Let's Do the Time Loop Again
Hulu and Neon had no way of anticipating the future relevance of the film the pair snatched up at Sundance back in January. Considered quite a risk to shell out $22 million plus for a time-loop romantic comedy anticipated to be a long shot theatrical bet at best and a risky streaming hit at worst, Disney-owned Hulu took the gamble with hopes of bolstering its strategy of becoming a go-to destination for festival hits and hidden gems.
Well, here we are nearly seven months later in total awe of the move as the romantic comedy Palm Springs, which stars SNL alum Andy Samberg and Cristin Milioti (TVís How I Met Your Mother), is a supremely relatable reflection of an audience stuck in a never-ending quarantine time warp of its own. Palm Springs presents both a refreshingly clever spin on romantic comedies and adds something new to the well-worn time loop sub-genre as well. Reminding us of something like the love-child of Groundhog Day and The Wedding Singer, this $22 million gamble has paid off in a big way. And the winner is you.
One of the first things we notice about Palm Springs is that it opens with its main character already stuck in an infinite time loop. We meet Nyles (Samberg), who wakes up in bed with his girlfriend Misty (Meredith Hagner, The Oath) at a Palm Springs hotel villa. Itís the morning of Mistyís BFF Talaís (Camila Mendes, TVís Riverdale) wedding and Nyles is less than enthused about any of it. Thatís because heís living the same day over and over again.
It seems that Nyles somehow got himself stuck in a time loop, but rather than sticking to the tried-and-true formula of most time loop plots, this one has Nyles showing no concern for getting out of it. Heís just content with drinking beer, insulting everyone around him, and reliving the same day over and over.
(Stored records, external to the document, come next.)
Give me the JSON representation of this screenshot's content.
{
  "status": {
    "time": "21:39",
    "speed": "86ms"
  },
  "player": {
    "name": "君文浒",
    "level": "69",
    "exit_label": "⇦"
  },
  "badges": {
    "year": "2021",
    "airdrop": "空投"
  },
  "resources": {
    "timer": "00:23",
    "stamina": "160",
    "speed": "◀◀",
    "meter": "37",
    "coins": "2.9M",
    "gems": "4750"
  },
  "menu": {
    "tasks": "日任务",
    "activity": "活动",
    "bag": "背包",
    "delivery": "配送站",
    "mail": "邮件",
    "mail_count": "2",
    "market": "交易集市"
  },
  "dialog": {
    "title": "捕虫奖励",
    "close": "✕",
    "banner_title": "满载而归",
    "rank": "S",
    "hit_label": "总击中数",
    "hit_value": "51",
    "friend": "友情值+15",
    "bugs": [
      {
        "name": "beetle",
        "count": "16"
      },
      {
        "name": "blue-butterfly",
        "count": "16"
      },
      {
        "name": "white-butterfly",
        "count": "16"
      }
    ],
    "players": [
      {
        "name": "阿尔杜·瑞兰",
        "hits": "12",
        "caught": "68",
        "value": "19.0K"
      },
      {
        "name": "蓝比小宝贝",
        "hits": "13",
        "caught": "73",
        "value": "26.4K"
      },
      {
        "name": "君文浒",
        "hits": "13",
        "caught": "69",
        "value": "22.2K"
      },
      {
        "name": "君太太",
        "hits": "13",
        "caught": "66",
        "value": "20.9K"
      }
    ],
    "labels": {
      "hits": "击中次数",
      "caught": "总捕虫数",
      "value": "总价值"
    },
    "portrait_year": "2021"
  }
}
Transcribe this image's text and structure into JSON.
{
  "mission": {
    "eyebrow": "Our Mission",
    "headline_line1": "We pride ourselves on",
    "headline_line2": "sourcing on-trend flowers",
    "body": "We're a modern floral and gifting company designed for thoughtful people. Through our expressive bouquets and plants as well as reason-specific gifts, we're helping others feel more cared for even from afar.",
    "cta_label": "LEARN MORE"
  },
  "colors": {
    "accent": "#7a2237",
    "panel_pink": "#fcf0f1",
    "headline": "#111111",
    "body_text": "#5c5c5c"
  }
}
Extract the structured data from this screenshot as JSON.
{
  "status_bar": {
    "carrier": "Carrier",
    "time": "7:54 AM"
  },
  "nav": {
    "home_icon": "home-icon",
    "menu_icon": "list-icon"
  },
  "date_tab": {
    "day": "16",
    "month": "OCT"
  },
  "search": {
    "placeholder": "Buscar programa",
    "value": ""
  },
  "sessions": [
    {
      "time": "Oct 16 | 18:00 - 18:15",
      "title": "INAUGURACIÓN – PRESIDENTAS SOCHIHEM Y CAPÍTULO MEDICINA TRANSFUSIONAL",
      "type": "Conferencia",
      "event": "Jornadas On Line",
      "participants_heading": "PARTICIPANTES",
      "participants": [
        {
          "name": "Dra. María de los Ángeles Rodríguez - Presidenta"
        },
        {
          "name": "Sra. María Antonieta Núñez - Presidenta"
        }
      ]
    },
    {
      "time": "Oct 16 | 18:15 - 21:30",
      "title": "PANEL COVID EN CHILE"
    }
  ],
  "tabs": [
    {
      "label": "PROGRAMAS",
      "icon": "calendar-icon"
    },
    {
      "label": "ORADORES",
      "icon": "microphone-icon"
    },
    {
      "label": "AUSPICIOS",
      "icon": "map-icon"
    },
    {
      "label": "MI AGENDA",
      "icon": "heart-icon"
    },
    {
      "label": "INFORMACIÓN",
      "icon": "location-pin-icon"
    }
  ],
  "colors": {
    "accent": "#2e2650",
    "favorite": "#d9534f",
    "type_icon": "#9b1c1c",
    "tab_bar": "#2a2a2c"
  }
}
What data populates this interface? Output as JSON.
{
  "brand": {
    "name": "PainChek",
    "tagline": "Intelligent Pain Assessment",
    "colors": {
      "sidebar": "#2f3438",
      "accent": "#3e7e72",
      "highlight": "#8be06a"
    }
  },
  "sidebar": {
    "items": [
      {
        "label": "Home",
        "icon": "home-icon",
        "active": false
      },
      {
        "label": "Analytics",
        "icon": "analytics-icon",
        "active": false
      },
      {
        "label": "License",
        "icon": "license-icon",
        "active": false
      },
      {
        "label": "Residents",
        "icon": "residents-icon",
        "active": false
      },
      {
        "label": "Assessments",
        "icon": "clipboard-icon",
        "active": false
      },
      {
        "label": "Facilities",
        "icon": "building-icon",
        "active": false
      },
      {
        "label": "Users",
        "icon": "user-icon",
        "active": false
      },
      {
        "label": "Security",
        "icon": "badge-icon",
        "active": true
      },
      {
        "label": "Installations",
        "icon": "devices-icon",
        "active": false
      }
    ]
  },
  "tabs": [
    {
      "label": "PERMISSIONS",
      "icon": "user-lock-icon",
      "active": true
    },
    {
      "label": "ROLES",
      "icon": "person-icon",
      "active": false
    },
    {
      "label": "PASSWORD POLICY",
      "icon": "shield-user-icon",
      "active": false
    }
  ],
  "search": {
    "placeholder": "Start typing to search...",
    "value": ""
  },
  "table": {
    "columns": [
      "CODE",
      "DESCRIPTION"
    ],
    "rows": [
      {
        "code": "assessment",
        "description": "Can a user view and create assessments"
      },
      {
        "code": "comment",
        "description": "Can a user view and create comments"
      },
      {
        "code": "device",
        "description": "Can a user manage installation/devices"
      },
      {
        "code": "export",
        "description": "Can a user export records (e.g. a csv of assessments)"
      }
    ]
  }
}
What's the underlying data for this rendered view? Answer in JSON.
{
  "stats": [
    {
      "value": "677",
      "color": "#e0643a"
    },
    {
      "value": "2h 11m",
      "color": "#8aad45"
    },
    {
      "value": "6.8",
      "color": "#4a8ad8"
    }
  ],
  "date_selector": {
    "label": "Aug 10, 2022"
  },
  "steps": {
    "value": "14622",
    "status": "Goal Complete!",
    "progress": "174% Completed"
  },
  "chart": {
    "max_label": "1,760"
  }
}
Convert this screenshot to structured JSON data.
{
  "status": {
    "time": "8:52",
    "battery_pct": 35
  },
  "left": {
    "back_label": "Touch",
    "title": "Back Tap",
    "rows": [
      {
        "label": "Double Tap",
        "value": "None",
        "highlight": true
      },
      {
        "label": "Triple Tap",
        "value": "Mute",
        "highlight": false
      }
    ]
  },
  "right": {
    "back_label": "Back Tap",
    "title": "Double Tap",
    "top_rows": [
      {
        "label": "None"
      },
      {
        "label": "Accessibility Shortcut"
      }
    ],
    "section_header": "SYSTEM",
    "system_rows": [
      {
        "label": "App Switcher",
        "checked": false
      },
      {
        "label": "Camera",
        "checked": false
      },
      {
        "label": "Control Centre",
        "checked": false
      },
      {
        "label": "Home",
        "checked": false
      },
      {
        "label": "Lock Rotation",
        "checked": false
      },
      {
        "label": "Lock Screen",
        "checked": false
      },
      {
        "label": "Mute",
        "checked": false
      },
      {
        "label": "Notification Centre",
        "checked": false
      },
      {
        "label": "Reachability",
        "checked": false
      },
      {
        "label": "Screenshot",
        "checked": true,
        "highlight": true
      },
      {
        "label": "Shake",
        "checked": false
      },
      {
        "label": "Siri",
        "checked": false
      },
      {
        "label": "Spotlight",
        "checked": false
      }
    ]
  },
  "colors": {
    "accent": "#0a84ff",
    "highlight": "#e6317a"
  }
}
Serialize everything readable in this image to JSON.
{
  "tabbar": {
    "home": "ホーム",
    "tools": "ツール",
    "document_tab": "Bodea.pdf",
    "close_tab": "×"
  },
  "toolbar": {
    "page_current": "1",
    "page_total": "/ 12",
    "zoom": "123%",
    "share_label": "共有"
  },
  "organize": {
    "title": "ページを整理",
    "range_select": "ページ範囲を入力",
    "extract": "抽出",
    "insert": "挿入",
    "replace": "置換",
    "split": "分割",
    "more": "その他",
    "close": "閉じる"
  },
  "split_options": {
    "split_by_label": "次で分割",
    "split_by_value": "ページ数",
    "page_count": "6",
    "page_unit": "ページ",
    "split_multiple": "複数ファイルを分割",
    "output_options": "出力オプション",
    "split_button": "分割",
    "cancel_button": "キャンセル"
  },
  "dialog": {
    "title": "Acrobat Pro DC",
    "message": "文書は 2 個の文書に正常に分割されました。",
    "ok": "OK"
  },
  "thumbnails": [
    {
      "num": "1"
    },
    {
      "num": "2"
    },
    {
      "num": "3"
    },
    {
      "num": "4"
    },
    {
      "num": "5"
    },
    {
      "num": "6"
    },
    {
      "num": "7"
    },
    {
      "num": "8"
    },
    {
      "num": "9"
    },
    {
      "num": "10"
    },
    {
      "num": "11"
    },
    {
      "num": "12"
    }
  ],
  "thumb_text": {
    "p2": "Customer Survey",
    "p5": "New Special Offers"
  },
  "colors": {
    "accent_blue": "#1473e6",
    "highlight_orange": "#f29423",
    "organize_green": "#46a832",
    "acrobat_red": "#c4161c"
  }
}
That is until the brideís maid-of-honor Sarah (Milioti), accidentally gets herself stuck in the time loop with Nyles. The pair begin an hilarious journey as they relive the same 24 hours on repeat. And no matter what they do, the outcome of the day will always be the same: they wake up back on the morning of the wedding as if itís a new day.
One of the filmís greatest strengths is the way first-time director Max Barbakow Ė working from Andy Siaraís original script Ė quickly introduces us to the time loop universe, its rules, and how it all works. Kill yourself to end the loop? No, you just wake back up in the same place. Besides, you wonít die, but you will feel the pain. Kill someone else? Nope. That doesnít work either. Change your attitude and strive to be a better, more caring person? Sarahís plan for that strategy changes nothing. As things play out, we learn that thereís at least one other person stuck in the loop with them, and heís hell bent on exacting revenge on Nyles.
Light, airy and loaded with charm, Palm Springs leans heavily on the chemistry of its two leads and, as a result, is not only one of the yearís funniest films (although The King of Staten Island may have something to say about that), but also one of the best romantic comedies since 2018ís Crazy, Rich Asians. Sambergís goofy charisma and lackadaisical attitude play nicely against Miliotiís doe-eyed irreverence. Their roles here arguably represent the high water mark for both and should get attention come awards season.
Also starring J.K. Simmons, Peter Gallagher, Tyler Hoechlin, and Chris Pang, Palm Springs is a fun time-out from our current quarantine blues. Itís funny, full of surprises, and reminds us that love is what makes life worth living. Neon and Hulu took a $22 million flyer on Palm Springs, but youíll need to only commit to a breezy 90 minutes. Itís well worth your time to check it out. What else do you have to do tomorrow other than wake up and do this quarantine thing all over again?
(Released by Neon/Hulu and rated ďRĒ for sexual content, language throughout, drug use and some violence.)
Review also posted at www.franksreelreviews.com .